About this exercise
Lines from the listing that hold the string "JSON" are what you should return.

Segment Open

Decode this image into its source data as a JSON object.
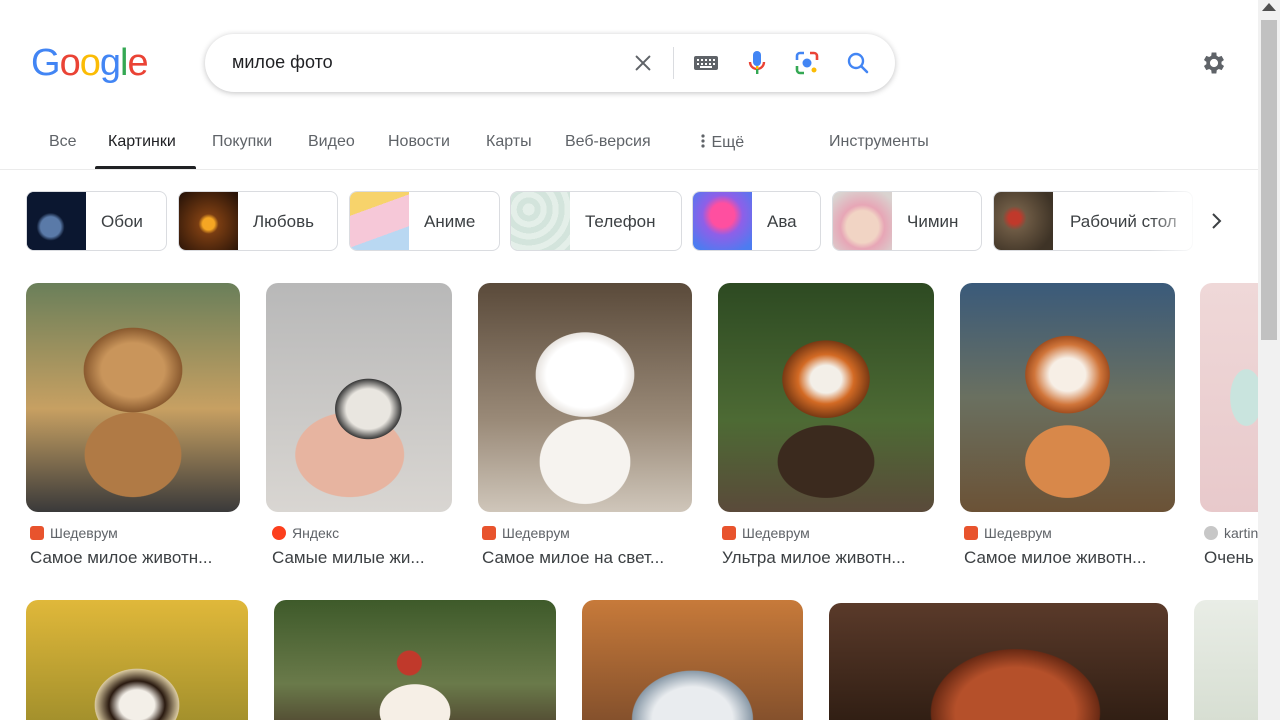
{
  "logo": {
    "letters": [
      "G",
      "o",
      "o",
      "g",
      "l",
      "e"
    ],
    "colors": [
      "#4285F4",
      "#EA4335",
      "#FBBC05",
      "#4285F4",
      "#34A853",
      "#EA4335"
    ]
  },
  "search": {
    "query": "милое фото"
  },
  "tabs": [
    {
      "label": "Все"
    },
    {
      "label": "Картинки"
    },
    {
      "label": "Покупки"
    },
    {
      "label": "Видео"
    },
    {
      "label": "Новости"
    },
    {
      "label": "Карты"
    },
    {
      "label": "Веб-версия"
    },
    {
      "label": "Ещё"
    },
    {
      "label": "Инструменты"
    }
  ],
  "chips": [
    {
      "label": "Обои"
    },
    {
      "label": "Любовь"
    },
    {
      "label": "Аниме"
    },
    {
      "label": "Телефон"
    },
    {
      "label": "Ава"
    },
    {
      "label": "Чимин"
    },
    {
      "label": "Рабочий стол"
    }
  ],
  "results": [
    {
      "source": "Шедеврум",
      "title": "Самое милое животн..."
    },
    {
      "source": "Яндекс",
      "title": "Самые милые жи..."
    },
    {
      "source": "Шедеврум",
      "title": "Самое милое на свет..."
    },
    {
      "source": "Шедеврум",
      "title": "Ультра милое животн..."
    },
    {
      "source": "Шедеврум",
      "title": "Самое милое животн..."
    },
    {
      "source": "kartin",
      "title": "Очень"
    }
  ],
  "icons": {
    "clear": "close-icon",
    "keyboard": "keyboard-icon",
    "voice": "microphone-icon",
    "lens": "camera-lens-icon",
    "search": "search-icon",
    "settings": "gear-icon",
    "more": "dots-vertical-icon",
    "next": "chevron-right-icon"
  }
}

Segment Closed
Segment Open

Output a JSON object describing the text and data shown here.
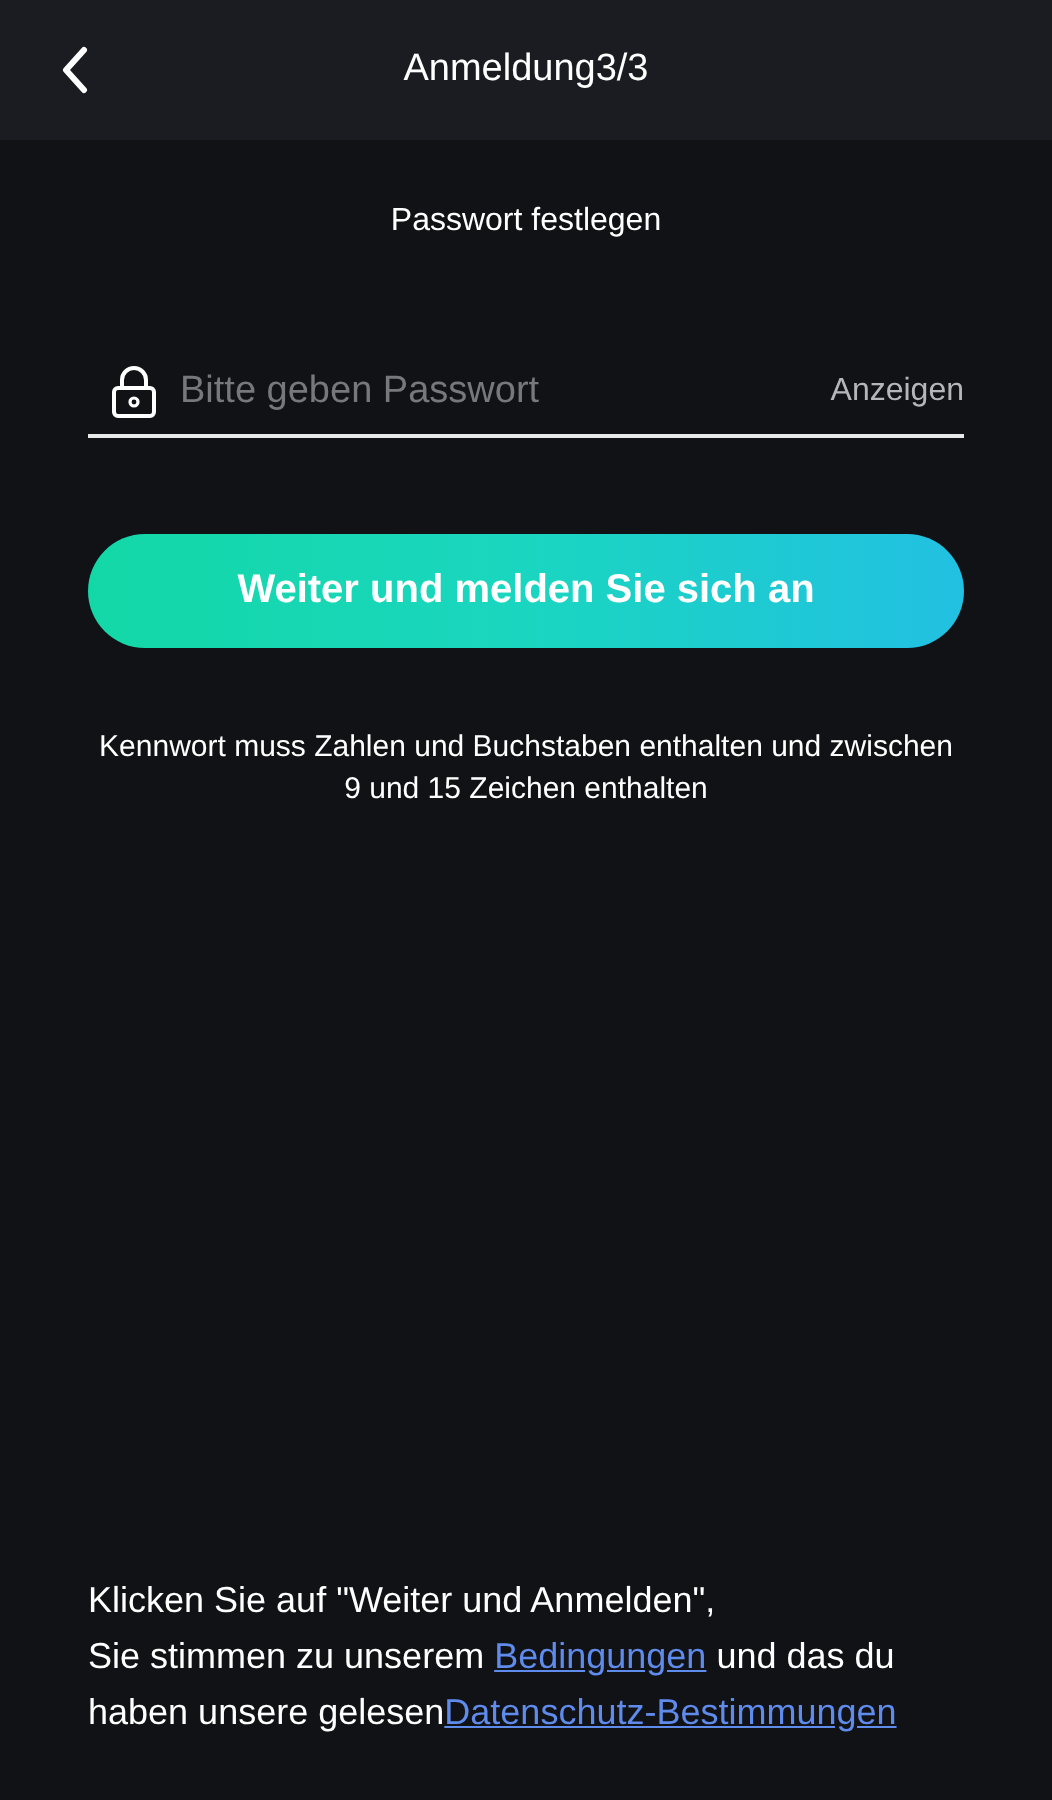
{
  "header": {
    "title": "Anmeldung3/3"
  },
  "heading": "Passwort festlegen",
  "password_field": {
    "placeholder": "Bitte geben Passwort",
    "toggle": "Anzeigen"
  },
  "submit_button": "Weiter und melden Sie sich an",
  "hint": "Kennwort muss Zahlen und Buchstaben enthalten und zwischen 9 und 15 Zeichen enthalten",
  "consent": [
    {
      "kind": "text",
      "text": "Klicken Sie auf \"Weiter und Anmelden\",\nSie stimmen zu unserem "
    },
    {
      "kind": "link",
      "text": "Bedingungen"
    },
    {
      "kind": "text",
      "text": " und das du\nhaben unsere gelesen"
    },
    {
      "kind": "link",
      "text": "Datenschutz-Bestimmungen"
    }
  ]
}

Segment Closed
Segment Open

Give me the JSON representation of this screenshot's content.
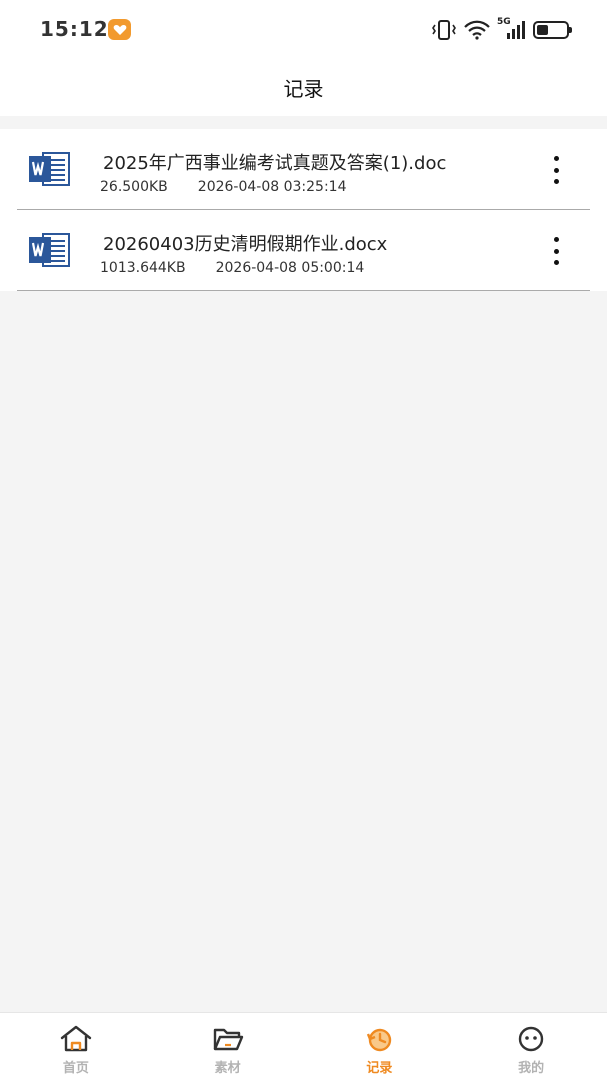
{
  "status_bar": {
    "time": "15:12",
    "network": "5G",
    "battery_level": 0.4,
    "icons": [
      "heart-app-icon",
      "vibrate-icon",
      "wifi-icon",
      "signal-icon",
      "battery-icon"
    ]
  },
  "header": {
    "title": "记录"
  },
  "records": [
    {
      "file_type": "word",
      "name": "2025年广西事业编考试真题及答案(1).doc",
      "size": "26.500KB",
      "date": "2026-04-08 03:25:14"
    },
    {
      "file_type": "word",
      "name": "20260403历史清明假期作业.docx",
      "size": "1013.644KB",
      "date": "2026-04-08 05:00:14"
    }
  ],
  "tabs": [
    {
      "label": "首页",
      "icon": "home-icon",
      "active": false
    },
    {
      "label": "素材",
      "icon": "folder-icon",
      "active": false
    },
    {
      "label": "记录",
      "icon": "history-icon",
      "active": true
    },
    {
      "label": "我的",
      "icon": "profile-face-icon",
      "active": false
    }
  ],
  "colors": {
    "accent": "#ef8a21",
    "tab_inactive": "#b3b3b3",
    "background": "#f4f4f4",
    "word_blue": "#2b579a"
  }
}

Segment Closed

Exercise response
Decode this image into its source data as a JSON object.
Output a JSON object describing the text and data shown here.
Give me the JSON representation of this screenshot's content.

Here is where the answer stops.